New light on an ancient culture
Schools can enjoy a rare opportunity to view some of the finest archeological discoveries of the past two decades when the British Museum launches its new autumn exhibition, Mysteries of Ancient China, next week.
Majestic, bizarre, beautiful, mostly unearthed from royal and noble tombs, the objects themselves have a powerful visual impact, they provide startling new evidence about the way the early Chinese lived and thought. And there is a bonus: the wall texts let you in on the fascinating detective work that accompanies excavations, showing how ideas about early peoples are reached then revised in the light of new evidence.
For those who are not Chinese experts, John Reeve, the head of education, assures me the display is extremely accessible. The resource pack should also prove valuable including not only exhibition notes but a useful historical background giving details of early civilisations from 5000BC to 220AD - from early nomadic times to the immense wealth and urban sophistication of the Han dynasty.
This was a time when many momentous but familiar events took place. China was unified under one emperor, had built the Great Wall and developed extensive trading contacts including the silk route. Confucius had spread his harmonious philosophy; writing, papermaking and printing were established and the rule of the mandarin scholars begun.
To provide easy ways into the exhibition for young historians (at key stage 2), star objects and personalities have been identified. One example, perhaps the most dramatic, is an enlarged bronze standing figure found in a Guanghan pit in 1986. Elongated and with macabre stylised features, it stands seven-foot tall on a dragon plinth, but whether it represents a priest, god or king is not known. The Guanghan finds, nevertheless, have revolutionised previous thinking by revealing the existence of a hitherto unknown culture and, in the process, disproving the idea that Chinese civilisation developed along a linear progression.

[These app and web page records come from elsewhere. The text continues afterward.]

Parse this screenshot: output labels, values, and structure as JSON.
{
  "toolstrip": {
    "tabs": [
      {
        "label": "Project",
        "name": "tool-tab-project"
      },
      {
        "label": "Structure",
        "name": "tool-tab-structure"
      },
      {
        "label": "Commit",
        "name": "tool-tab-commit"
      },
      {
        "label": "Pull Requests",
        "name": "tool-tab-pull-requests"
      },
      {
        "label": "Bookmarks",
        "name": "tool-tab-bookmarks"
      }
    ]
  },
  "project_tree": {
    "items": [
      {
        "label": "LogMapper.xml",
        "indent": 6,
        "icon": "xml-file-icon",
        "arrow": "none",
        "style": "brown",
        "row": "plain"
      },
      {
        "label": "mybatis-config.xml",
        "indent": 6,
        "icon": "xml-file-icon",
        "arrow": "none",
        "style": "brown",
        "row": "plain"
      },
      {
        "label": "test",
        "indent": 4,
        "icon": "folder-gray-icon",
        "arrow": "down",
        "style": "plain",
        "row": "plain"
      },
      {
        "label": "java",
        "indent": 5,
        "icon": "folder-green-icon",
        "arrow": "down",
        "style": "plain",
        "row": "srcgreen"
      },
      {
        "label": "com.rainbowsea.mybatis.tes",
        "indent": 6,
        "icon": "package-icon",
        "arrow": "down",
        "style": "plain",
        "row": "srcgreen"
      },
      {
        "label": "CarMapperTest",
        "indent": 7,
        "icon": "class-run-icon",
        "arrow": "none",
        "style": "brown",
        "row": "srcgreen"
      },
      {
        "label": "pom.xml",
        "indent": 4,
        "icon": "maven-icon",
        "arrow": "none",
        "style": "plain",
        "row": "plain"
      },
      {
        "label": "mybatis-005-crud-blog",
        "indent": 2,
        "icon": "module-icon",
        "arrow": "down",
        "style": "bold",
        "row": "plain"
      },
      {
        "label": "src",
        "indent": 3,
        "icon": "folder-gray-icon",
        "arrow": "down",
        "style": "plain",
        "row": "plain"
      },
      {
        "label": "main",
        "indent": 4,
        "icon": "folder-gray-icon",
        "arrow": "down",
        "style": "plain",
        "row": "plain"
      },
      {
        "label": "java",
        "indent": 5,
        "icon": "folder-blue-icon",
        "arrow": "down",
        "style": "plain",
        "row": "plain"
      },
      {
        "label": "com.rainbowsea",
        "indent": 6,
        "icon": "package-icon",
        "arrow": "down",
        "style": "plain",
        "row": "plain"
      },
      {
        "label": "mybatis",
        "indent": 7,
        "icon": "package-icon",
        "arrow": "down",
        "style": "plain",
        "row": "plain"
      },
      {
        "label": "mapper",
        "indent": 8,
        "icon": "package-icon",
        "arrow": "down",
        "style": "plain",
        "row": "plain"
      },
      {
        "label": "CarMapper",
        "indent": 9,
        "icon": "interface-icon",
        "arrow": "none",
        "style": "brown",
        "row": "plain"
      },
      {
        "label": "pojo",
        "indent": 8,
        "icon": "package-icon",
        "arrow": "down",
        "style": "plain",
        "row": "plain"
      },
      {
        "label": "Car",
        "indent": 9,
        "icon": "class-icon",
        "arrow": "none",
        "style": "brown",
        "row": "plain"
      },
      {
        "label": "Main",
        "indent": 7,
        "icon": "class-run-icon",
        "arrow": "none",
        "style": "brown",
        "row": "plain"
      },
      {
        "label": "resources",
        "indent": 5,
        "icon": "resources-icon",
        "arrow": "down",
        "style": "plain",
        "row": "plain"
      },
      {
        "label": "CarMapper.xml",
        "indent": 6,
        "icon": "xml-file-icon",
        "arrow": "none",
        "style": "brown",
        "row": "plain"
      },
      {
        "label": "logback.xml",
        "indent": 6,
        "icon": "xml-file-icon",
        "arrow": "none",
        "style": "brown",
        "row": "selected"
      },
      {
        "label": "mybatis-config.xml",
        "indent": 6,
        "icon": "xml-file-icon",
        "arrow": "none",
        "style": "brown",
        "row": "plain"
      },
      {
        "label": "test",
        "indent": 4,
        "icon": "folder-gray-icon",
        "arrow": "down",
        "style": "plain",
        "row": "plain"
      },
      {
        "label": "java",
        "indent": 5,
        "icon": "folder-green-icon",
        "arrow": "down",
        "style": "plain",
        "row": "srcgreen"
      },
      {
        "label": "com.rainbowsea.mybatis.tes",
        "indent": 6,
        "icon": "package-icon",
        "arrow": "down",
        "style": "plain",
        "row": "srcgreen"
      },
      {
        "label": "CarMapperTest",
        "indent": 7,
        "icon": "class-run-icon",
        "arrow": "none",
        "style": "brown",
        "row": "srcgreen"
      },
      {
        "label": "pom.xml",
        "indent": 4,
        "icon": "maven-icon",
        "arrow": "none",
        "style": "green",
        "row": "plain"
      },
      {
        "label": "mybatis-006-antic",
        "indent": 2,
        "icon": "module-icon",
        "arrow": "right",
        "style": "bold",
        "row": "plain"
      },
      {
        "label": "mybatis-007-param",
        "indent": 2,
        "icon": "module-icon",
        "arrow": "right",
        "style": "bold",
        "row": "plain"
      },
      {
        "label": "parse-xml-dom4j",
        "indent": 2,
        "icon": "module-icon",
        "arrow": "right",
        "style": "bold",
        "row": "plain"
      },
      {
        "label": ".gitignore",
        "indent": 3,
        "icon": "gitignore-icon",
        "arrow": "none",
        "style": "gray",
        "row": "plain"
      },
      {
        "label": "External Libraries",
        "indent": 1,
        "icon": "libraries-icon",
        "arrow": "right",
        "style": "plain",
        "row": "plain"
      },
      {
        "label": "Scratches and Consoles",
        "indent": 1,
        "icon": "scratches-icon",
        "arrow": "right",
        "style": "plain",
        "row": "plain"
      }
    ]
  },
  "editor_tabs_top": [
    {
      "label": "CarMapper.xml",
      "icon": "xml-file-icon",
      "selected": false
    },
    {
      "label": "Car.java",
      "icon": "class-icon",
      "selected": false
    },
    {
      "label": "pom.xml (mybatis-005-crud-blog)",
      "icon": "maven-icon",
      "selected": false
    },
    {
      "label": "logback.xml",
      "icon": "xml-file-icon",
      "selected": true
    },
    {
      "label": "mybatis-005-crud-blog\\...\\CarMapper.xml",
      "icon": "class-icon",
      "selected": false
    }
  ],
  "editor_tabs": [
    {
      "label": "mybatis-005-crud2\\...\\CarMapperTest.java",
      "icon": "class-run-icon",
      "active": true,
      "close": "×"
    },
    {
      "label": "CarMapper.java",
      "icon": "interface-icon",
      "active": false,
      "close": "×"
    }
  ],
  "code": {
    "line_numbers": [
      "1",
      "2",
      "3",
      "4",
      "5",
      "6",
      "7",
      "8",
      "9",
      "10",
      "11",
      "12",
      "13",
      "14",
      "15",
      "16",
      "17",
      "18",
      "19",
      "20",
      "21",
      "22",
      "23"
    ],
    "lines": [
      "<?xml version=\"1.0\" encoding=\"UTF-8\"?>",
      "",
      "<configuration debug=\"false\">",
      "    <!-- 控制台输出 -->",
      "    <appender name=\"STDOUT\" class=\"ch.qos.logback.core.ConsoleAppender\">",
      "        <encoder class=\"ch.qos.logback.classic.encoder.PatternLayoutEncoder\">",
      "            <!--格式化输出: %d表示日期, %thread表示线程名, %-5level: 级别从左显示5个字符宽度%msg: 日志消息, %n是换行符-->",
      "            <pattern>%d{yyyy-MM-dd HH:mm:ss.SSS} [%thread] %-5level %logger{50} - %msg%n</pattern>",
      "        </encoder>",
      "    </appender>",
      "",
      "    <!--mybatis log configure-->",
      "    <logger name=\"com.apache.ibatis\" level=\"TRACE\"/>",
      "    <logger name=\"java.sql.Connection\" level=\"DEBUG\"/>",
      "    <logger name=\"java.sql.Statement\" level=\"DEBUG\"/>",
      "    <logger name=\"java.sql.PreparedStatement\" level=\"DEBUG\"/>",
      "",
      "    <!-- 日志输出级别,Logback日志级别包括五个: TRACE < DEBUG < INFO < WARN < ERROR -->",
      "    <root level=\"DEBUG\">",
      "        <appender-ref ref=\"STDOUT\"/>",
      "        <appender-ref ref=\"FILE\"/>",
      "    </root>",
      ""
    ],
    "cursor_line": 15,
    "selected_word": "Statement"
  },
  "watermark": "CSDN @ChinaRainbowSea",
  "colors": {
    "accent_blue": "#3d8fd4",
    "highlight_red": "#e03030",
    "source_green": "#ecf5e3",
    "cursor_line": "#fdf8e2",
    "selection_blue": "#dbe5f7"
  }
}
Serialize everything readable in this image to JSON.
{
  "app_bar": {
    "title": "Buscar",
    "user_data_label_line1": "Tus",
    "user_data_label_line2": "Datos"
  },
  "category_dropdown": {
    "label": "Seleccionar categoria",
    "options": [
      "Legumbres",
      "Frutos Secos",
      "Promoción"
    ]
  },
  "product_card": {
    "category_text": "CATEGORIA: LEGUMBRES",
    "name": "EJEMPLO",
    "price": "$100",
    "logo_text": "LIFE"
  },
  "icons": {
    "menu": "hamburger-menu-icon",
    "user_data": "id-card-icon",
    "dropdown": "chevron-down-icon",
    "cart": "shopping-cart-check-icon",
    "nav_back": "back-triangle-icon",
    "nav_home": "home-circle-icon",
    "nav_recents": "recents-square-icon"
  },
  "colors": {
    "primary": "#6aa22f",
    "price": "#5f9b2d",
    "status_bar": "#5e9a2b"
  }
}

One of the star personalities of the show is the Lady Fu Hao whose name is likely to become as famous as that of Tutankhamun. Belonging to the Shang dynasty, her tomb is exceptional in that it was never looted by later generations and was discovered with 2,000 items intact, all intended for her use in the afterlife. Sixteen attendants were also sacrificed with her.
The objects ranged from cowry shells to cooking pots, from decorative hairpins to gruesome weapons. Among them were 200 superb bronze vessels demonstrating that by the first century BC the Shang were already using mass production methods. Again, old ideas have to be revised, with the splendour of the Lady's tomb challenging the theory that women took a back seat in ancient China.
Six outstanding exhibits have been starred in this way and give a snapshot of the lives of the elite. The picture is rounded off by architectural models and replica figures showing more details of everyday life. As burial practices changed, replicas rather than real objects were placed in tombs. (Fortunately by the time of the first Emperor the 7,500 soldiers in his army were made from terracotta.) There is, for example, an elaborate model of a manor house with a party in swing showing the separate quarters of the owners and their servants. In addition there are figures of ordinary people such as a farmer and miller at work together with the storytellers who entertained them.
For key stage 3 students the resource pack indicates themes ranging from Cities and Government and from Trade and Transport to Writing and Warfare. Background reading for these topics is suggested.
John Reeve wants school groups to also visit the permanent Chinese display in the Hotung Gallery where the material complements the loan display. The origins of Chinese writing on oracle bones, for instance, are treated in the loan exhibition and can be followed up in the Hotung Gallery with a display on early paper making and printing.
The resource pack also includes topics for discussion with older students. What, for instance, triggered Chinese culture and how has it been sustained for so long? In this respect comparisons can be made with the nearby Greek and Egyptian galleries. For those who are interested in the process of archaeology itself and in the competing claims of primary and secondary evidence, this exhibition is a must.
Mysteries of Ancient China, September 13 to January 5, at the British Museum, Great Russell Street, London WC1B 3DG. Events include half-day workshops on song and dance, calligraphy and storytelling, and Inset days on September 25 and October 16 at 4pm. The TES is organising readers' evenings on September 23 and October 15, Pounds 8.50; THES and BM Conference December 6 to 8. Admission to the exhibition is half price (Pounds 2.50) on production of a coupon from The TES (see advertisement in next week's TES) Resource packs, special offers for TES readers. Booking and details: 0171 323 85118854. Fax: 0171 323 8855